- **Task details**
Copy whichever lines of the data hold the word "REQUIRED".

Items listed in a dataset:

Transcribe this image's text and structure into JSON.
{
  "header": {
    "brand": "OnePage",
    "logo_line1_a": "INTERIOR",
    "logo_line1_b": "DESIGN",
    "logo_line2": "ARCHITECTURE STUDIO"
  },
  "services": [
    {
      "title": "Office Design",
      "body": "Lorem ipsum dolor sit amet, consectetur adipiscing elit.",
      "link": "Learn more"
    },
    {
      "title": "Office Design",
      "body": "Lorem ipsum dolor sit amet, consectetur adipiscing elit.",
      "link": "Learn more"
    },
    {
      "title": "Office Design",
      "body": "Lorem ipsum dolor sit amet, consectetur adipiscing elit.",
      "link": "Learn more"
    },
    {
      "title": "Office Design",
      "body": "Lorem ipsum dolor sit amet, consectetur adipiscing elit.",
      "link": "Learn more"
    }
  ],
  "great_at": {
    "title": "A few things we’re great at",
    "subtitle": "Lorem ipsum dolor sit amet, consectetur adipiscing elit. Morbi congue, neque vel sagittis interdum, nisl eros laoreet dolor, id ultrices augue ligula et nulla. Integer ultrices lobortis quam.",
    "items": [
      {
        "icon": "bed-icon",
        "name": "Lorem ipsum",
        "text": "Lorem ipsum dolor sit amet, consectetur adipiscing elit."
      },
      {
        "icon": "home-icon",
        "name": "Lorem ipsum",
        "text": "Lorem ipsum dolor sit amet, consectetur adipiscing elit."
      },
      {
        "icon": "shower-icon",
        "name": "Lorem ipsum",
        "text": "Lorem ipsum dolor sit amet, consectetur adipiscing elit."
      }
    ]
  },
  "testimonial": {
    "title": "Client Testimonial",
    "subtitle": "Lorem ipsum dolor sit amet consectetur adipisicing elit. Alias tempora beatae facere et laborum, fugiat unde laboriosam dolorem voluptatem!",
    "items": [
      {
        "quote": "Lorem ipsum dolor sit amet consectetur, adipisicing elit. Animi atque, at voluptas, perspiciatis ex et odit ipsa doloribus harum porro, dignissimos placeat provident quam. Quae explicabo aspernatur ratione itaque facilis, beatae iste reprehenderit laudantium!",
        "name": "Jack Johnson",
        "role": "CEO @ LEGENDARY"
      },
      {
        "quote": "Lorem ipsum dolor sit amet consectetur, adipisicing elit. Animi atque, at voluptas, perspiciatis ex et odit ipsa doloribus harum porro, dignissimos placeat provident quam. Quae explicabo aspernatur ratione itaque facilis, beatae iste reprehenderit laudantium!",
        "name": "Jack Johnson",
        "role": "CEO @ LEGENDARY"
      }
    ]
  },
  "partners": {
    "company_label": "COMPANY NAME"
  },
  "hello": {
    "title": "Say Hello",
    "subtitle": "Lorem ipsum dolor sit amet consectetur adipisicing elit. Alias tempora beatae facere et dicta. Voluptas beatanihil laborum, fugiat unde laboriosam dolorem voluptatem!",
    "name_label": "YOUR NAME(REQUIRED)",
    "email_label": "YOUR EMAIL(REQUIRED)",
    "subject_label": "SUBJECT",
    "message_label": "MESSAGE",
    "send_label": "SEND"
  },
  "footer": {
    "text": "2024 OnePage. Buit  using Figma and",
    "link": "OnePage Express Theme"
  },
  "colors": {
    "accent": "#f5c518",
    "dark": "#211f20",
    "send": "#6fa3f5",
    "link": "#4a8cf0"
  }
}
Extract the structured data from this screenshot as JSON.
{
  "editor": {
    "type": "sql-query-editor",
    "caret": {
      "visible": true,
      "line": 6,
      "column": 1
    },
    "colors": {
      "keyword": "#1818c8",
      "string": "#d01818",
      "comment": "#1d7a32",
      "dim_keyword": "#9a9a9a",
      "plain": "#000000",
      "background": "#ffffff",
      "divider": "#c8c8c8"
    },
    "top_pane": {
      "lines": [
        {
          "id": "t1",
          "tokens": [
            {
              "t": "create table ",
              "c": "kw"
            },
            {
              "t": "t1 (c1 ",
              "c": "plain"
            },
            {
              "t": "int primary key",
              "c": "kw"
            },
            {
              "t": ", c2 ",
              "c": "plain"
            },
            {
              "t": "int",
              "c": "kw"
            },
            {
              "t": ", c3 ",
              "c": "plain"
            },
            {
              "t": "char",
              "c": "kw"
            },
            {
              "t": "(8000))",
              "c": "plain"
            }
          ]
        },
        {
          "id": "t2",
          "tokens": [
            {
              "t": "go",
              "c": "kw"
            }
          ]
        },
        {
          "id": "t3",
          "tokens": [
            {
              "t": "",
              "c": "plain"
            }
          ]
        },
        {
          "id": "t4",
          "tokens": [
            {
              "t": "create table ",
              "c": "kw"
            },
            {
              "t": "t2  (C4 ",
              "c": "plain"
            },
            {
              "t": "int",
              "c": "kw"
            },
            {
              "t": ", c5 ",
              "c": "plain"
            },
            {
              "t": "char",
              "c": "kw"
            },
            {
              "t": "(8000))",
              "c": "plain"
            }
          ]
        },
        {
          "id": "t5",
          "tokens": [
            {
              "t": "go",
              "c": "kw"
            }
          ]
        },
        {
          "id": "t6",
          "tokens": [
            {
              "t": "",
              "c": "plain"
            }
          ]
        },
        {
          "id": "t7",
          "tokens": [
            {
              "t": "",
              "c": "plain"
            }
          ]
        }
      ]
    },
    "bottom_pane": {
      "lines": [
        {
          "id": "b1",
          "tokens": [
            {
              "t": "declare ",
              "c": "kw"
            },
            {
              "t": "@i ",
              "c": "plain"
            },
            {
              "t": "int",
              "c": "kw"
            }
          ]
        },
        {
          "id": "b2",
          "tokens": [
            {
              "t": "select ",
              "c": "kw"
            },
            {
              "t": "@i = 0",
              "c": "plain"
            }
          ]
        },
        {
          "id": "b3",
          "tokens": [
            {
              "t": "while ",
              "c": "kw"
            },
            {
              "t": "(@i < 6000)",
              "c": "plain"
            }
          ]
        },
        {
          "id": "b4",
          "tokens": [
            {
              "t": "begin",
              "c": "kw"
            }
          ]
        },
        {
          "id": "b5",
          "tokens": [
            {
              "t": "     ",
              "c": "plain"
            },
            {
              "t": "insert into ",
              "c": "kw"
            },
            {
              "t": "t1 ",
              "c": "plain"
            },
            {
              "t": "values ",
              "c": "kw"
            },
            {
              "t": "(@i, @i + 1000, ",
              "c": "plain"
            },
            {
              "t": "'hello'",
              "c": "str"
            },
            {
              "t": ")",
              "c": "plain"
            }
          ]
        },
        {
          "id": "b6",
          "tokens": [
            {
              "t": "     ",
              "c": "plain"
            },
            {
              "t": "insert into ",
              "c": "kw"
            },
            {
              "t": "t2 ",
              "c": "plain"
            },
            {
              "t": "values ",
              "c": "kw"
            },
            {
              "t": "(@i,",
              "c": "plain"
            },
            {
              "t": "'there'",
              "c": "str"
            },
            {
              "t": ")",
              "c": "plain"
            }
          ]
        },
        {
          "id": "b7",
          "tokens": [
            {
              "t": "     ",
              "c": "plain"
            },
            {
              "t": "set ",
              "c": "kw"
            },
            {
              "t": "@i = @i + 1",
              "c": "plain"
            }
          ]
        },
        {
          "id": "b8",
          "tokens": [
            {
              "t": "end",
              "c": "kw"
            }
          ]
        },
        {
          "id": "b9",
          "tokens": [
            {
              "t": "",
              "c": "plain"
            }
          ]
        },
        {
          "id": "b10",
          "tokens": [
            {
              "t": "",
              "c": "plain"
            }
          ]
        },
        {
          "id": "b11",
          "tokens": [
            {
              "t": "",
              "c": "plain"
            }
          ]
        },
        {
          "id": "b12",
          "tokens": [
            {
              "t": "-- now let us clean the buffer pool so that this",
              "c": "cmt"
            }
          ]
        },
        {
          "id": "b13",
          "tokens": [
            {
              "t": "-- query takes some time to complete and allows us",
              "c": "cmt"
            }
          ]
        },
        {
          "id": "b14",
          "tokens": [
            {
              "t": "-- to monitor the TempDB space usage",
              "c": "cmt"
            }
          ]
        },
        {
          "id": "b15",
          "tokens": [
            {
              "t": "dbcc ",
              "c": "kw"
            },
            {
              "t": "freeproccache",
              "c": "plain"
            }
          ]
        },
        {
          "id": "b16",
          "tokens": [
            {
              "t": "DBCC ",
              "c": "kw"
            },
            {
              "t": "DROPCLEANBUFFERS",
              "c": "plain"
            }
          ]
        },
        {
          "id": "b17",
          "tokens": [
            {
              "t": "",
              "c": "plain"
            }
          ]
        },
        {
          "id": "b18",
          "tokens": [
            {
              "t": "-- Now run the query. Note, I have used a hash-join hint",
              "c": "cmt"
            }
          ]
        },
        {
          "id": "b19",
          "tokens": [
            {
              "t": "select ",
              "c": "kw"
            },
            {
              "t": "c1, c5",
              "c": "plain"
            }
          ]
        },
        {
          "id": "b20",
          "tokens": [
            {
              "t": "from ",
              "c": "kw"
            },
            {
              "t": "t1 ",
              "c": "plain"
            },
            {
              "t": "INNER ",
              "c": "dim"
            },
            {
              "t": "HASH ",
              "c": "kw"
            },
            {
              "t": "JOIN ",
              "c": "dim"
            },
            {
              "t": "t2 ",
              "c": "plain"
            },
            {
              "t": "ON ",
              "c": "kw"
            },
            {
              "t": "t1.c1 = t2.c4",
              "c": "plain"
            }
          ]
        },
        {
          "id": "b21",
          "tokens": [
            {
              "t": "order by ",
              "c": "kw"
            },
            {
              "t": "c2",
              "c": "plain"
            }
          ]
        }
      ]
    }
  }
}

- **Solution to this exercise**
    "name_label": "YOUR NAME(REQUIRED)",
    "email_label": "YOUR EMAIL(REQUIRED)",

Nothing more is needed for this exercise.